In addition, FIGS. 1 through 4 show preferred embodiments of the device, although the invention is not limited to these embodiments.
FIG. 1 shows a schematic diagram of a headset (1.1) with an inventive device to be positioned in front of a test subject's mouth, said device being in the form of a headset (1.2) with an inserted sensor unit (1.3), a Peltier element and a heat conducting bridge. The sensor contacts and the Peltier element and/or multiple Peltier elements contained in the headset may be connected by suitable lines (1.4) to a measurement control and power supply unit (not shown here) which can worn on the body.
FIG. 2 shows a headset (2.2) which is surrounded by a housing (2.1) that is provided with slots (2.4) for heat exchange and mass exchange with the environment, with a sensor unit (2.3) inserted into this holder, a Peltier element and a heat conducting bridge.
FIG. 3 shows schematically a sensor unit with a handle piece (3.1), a cover (see hatching) which is provided with a cutout (3.3) that exposes a uniform condensation surface (3.2) and the reaction surface of an individual biosensor structure (3.5) which is shown here schematically.
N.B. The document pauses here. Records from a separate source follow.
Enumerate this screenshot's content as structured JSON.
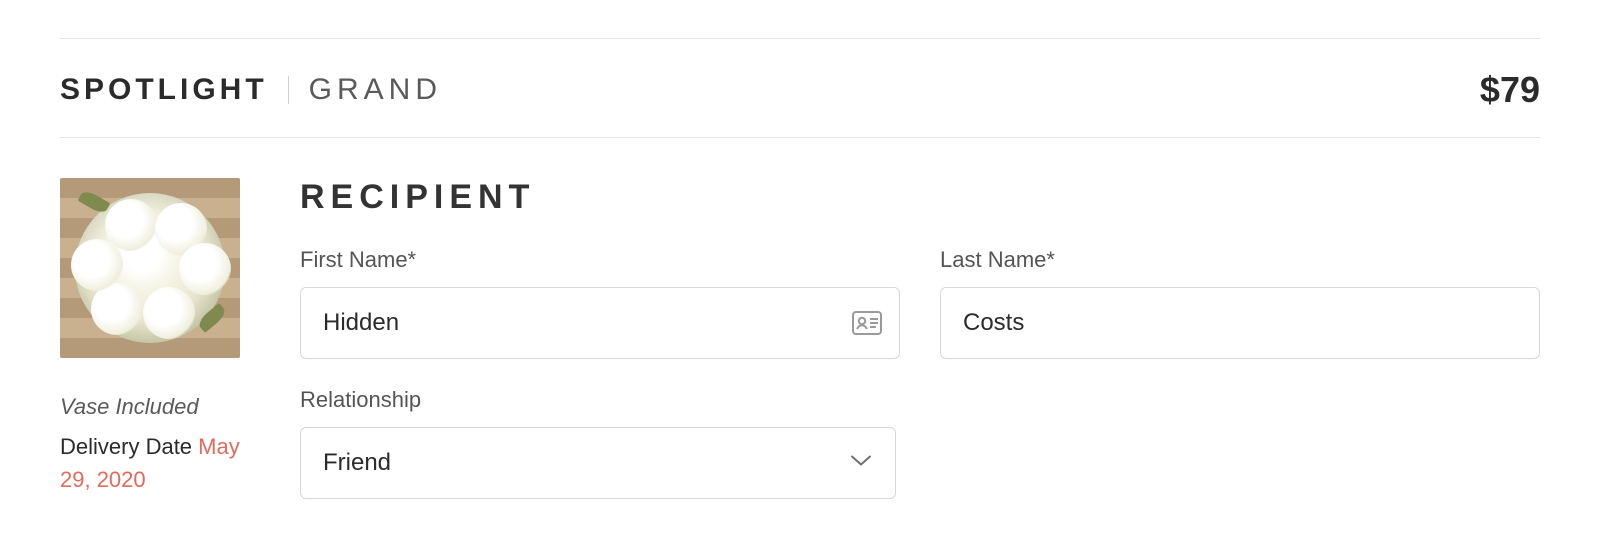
{
  "header": {
    "product_name": "SPOTLIGHT",
    "variant": "GRAND",
    "price": "$79"
  },
  "sidebar": {
    "vase_note": "Vase Included",
    "delivery_label": "Delivery Date",
    "delivery_date": "May 29, 2020"
  },
  "form": {
    "heading": "RECIPIENT",
    "first_name": {
      "label": "First Name*",
      "value": "Hidden"
    },
    "last_name": {
      "label": "Last Name*",
      "value": "Costs"
    },
    "relationship": {
      "label": "Relationship",
      "selected": "Friend"
    }
  }
}
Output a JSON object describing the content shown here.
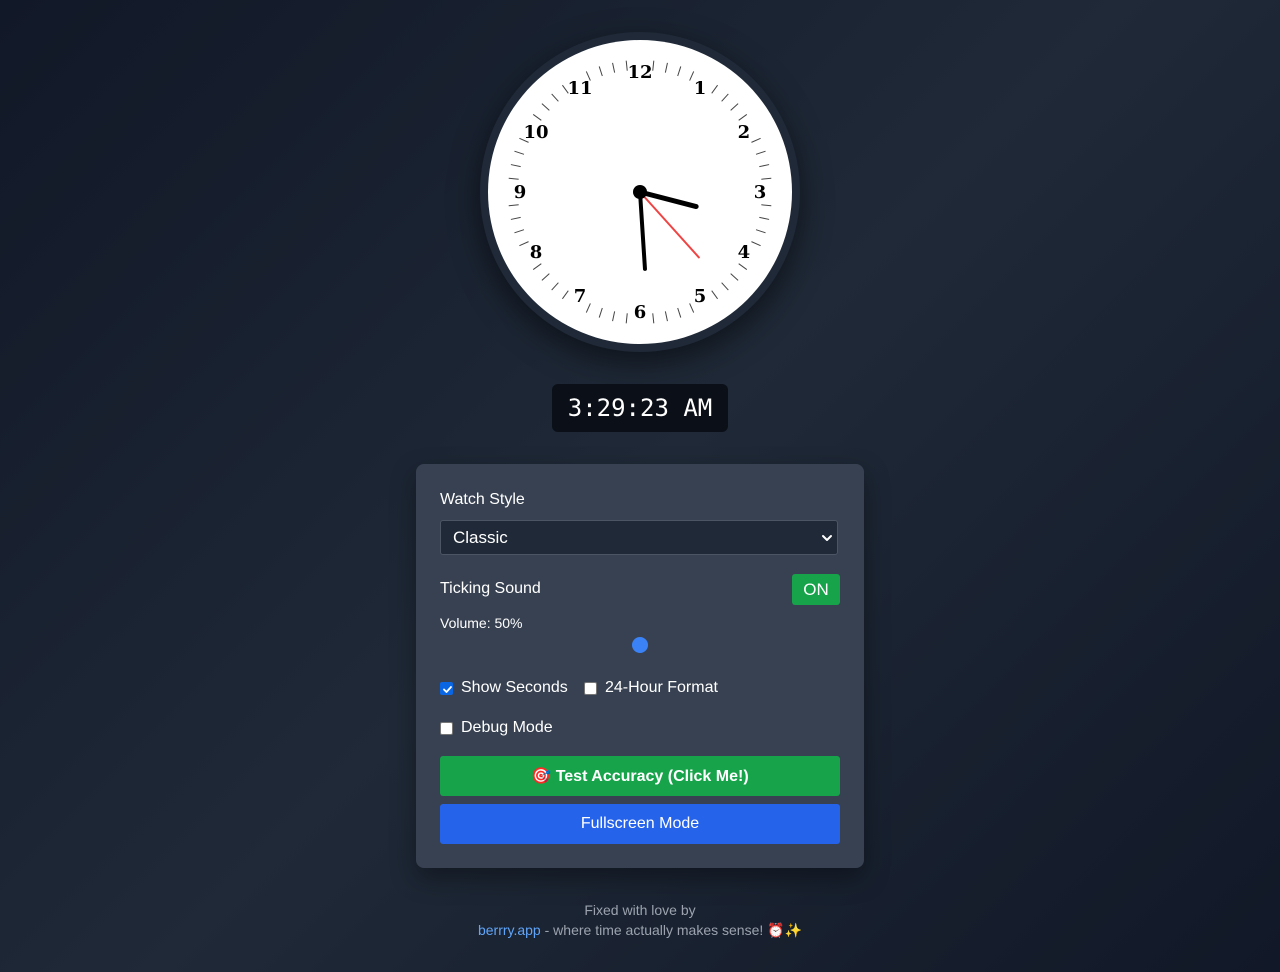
{
  "clock": {
    "numbers": [
      "12",
      "1",
      "2",
      "3",
      "4",
      "5",
      "6",
      "7",
      "8",
      "9",
      "10",
      "11"
    ],
    "time": {
      "hours": 3,
      "minutes": 29,
      "seconds": 23
    },
    "hand_colors": {
      "hour": "#000000",
      "minute": "#000000",
      "second": "#ef4444"
    }
  },
  "digital_time": "3:29:23 AM",
  "controls": {
    "watch_style_label": "Watch Style",
    "watch_style_value": "Classic",
    "ticking_sound_label": "Ticking Sound",
    "ticking_sound_toggle": "ON",
    "volume_label": "Volume: 50%",
    "volume_value": 0.5,
    "show_seconds_label": "Show Seconds",
    "show_seconds_checked": true,
    "hour24_label": "24-Hour Format",
    "hour24_checked": false,
    "debug_label": "Debug Mode",
    "debug_checked": false,
    "test_accuracy_label": "🎯 Test Accuracy (Click Me!)",
    "fullscreen_label": "Fullscreen Mode"
  },
  "footer": {
    "line1": "Fixed with love by",
    "link": "berrry.app",
    "line2_rest": " - where time actually makes sense! ⏰✨"
  },
  "colors": {
    "accent_green": "#16a34a",
    "accent_blue": "#2563eb",
    "slider_thumb": "#3b82f6",
    "link": "#60a5fa"
  }
}
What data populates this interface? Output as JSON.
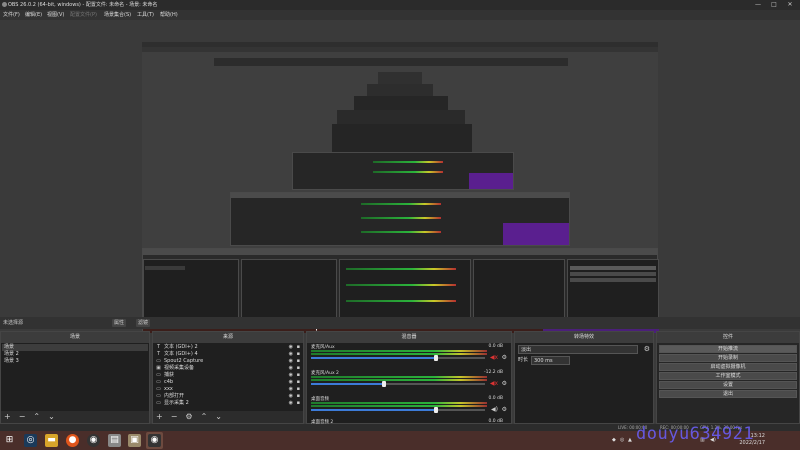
{
  "window": {
    "title": "OBS 26.0.2 (64-bit, windows) - 配置文件: 未命名 - 场景: 未命名",
    "controls": [
      "—",
      "□",
      "✕"
    ]
  },
  "menu": [
    {
      "label": "文件(F)",
      "enabled": true
    },
    {
      "label": "编辑(E)",
      "enabled": true
    },
    {
      "label": "视图(V)",
      "enabled": true
    },
    {
      "label": "配置文件(P)",
      "enabled": false
    },
    {
      "label": "场景集合(S)",
      "enabled": true
    },
    {
      "label": "工具(T)",
      "enabled": true
    },
    {
      "label": "帮助(H)",
      "enabled": true
    }
  ],
  "context_bar": {
    "label": "未选择源",
    "properties": "属性",
    "filters": "滤镜"
  },
  "scenes": {
    "title": "场景",
    "items": [
      "场景",
      "场景 2",
      "场景 3"
    ],
    "selected": 0
  },
  "sources": {
    "title": "来源",
    "items": [
      {
        "icon": "T",
        "name": "文本 (GDI+) 2"
      },
      {
        "icon": "T",
        "name": "文本 (GDI+) 4"
      },
      {
        "icon": "▭",
        "name": "Spout2 Capture"
      },
      {
        "icon": "▣",
        "name": "视频采集设备"
      },
      {
        "icon": "▭",
        "name": "捕获"
      },
      {
        "icon": "▭",
        "name": "c4b"
      },
      {
        "icon": "▭",
        "name": "xxx"
      },
      {
        "icon": "▭",
        "name": "内部打开"
      },
      {
        "icon": "▭",
        "name": "显示采集 2"
      }
    ]
  },
  "mixer": {
    "title": "混音器",
    "channels": [
      {
        "name": "麦克风/Aux",
        "db": "0.0 dB",
        "level": 0.72
      },
      {
        "name": "麦克风/Aux 2",
        "db": "-12.2 dB",
        "level": 0.42
      },
      {
        "name": "桌面音频",
        "db": "0.0 dB",
        "level": 0.72
      },
      {
        "name": "桌面音频 2",
        "db": "0.0 dB",
        "level": 0.72
      }
    ]
  },
  "transitions": {
    "title": "转场特效",
    "selected": "淡出",
    "duration_label": "时长",
    "duration_value": "300 ms"
  },
  "controls": {
    "title": "控件",
    "buttons": [
      "开始推流",
      "开始录制",
      "启动虚拟摄像机",
      "工作室模式",
      "设置",
      "退出"
    ]
  },
  "status": {
    "live": "LIVE: 00:00:00",
    "rec": "REC: 00:00:00",
    "cpu": "CPU: 1.2%, 30.00 fps"
  },
  "taskbar": {
    "time": "13:12",
    "date": "2022/2/17"
  },
  "watermark": "douyu634921",
  "colors": {
    "accent_blue": "#3c7bd8",
    "mute_red": "#d33333",
    "taskbar": "#4a2e2a",
    "watermark": "#6a5df2"
  }
}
The biosensor consists of electrode structures, for example, namely the working electrode (3.4 a), a counterelectrode/reference electrode (3.4 b), discharge structures (3.6) and contact structures (3.7) printed on a thermally insulating layer. The electrode structure is coated with an enzyme-polymer layer, for example.
FIG. 4 shows schematically a holder with a Peltier element (4.1), a contact block for a biosensor structure (4.3), a heat conducting bridge (4.2) and insertion grooves (4.4) for the sensor element.
FIG. 5 shows the electric current signal as a function of the lactate concentration in the respiratory condensate in an exemplary embodiment.